Kansas City's Route 150 Gets A Makeover

By Jerry Schleicher | September 28, 2010

One of the most visible landmarks at the intersection of Route 71 and Route 150 in metropolitan Kansas City, MO's fast-growing southeast quadrant is Gail's Harley-Davidson, recognized as one of the top Harley-Davidson dealerships in the nation. More than 80,000 vehicles drive past the dealership on Route 71 each day, while another 21,000 vehicles pass it while driving east or west on Route 150.

It came as no surprise, therefore, that delegates from the cities of Grandview, Kansas City and Lee's Summit, along with representatives from the Missouri Department of Transportation (MoDOT), chose the dealership's parking lot for a groundbreaking ceremony last September to launch two projects to improve Route 71 and to widen and reconstruct Route 150.

The two projects, representing a combined $47 million, include removal and replacement of the existing Route 71 bridges over Route 150, adding new bridges and pavements to carry existing access roads both east and west of Route 71 over Route 150, and widening approximately 2.7 miles of Route 150 from just east of Route 71 in Grandview to Lumpkins Fork Creek.

Both projects were awarded to Kansas City-based Clarkson Construction Co. Clarkson, a sixth generation heavy highway contractor, has constructed numerous dam and flood control projects; built a significant portion of the region's interstate highway system; paved miles of municipal, county and private streets; and provided site development for many commercial and residential sites.

Allan Ludiker, P.E., MoDOT project manager, says the bridges carrying Route 71 traffic over Route 150 are being replaced in phases, with the southbound being replaced first. Both north and southbound traffic have been diverted to the northbound lanes for the removal of the southbound bridge and reconstruction of the pavement each side of the bridge. Once that work is completed, the traffic will be shifted to the new bridge to allow for replacement of the northbound bridge and reconstruction of the adjacent pavement.

Ludiker says MoDOT designed the interchange as a single-point urban interchange, which allows traffic to move more quickly and smoothly by adding turn lanes and reducing adjacent traffic signals.

"A single-point urban interchange is an interchange that consists of a single signal at the ramp termini, to handle the traffic movements within the interchange," explains Ludiker. "This differs from a more typical diamond-type interchange where signals are located at each of the ramp termini."

Eight miles of Route 150 will eventually be widened from Route 71 to just west of Route 291 in Lee's Summit.

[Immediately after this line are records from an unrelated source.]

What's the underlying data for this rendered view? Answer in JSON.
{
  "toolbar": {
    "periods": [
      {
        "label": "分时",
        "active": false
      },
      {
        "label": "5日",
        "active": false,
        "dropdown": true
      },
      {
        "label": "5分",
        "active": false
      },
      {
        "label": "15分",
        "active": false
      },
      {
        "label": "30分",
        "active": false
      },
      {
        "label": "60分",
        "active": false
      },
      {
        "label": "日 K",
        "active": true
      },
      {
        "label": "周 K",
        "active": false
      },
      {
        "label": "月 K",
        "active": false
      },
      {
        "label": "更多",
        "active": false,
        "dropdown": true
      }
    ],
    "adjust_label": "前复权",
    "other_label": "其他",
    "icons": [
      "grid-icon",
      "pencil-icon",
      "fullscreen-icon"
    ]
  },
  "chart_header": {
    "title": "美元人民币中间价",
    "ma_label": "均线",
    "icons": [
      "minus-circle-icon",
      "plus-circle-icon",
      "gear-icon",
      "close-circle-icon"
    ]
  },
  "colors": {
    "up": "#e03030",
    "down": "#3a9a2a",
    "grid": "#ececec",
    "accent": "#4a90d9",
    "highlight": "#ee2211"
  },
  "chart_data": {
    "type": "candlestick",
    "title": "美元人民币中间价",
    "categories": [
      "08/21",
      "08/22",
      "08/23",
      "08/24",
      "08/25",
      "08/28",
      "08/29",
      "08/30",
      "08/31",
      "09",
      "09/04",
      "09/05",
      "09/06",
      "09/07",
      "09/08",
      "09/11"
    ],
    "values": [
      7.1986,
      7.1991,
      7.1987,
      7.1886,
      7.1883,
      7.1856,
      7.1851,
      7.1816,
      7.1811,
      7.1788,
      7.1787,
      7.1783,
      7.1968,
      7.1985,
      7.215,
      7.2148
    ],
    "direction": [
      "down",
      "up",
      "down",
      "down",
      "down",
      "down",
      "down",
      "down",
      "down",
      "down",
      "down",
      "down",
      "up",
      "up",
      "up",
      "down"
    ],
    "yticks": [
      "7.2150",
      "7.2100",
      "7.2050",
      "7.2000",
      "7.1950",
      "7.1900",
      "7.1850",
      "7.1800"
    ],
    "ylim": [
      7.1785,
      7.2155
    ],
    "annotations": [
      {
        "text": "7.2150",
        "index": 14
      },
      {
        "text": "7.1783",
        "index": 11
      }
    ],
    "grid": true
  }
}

Construction of the first phase is expected to be completed by late 2010.

Scott Eason, P.E., project engineer for Clarkson, explains that the terrain in the initial phase of the Route 150 project is challenging — a two-lane road with open ditches. Clarkson is lowering some hills in that stretch by up to 20 feet and filling adjoining valleys. Route 150 will be upgraded to an urban highway with a raised median and enclosed storm sewer system. The pavement will provide for two 11-foot-wide lanes in each direction and a 12.5-foot median. The project will also accommodate a future sidewalk and multi-use path along the corridor.

Although Phase 1 of the Route 150 project is adjoined by numerous commercial businesses, residential communities and individual homes, Eason is quick to point out that nearby residents and business owners have been highly supportive of the project and very cooperative.

"We've made a point of meeting with the residents and businesses adjoining the project, and have made certain that each of them will continue to have access to their property throughout the duration of construction," he says.

MoDOT authorities report that bids for Phase 2 of the Route 150 project, which will widen an additional 2.1 miles of Route 150 east of this project, will be taken this month. Completion of all of these projects will serve the growing population of both Jackson and Cass counties, as well as the thousands of motorcycle owners who attend concerts and free cookouts at Gail's Harley-Davidson each weekend.

Route D Now Rehabilitated

Clarkson Construction also recently completed a 4-mile, $3.7-million pavement rehabilitation and overlay project of nearby Route D, a two-lane, north-south arterial that carries 11,000 vehicles daily.

MoDOT authorities report that Route D between Route 150 and Route 58 had deteriorated over the past three years to a point where reconstruction was necessary. Jeff Hardy, MoDOT project supervisor, says both the longitudinal and transverse joints had shown accelerated deterioration. The existing pavement was constructed in 1986.

"The Route D project was an alternate bid project with three pavement treatment options for the contractor to bid from," explains Hardy. "The options included a 5-inch unbonded concrete overlay with the existing joints being cleaned out and filled with asphalt or flowable fill; full and partial repair of the existing joints and overlay with 5-3/4-inch Superpave asphalt; or rubblize the existing pavement and overlay with 8 inches of Superpave asphalt. The option that was the most cost effective, as determined by the successful lowest bidder, was the 5-inch unbonded concrete overlay."

In order to expedite the project, sections of Route D were closed to all but local traffic during reconstruction. The entire project, including wider shoulders, northbound left-turn lanes and traffic signals, was completed within seven weeks. n

Editor's note: Jerry Schleicher is a writer based in Parkville, MO.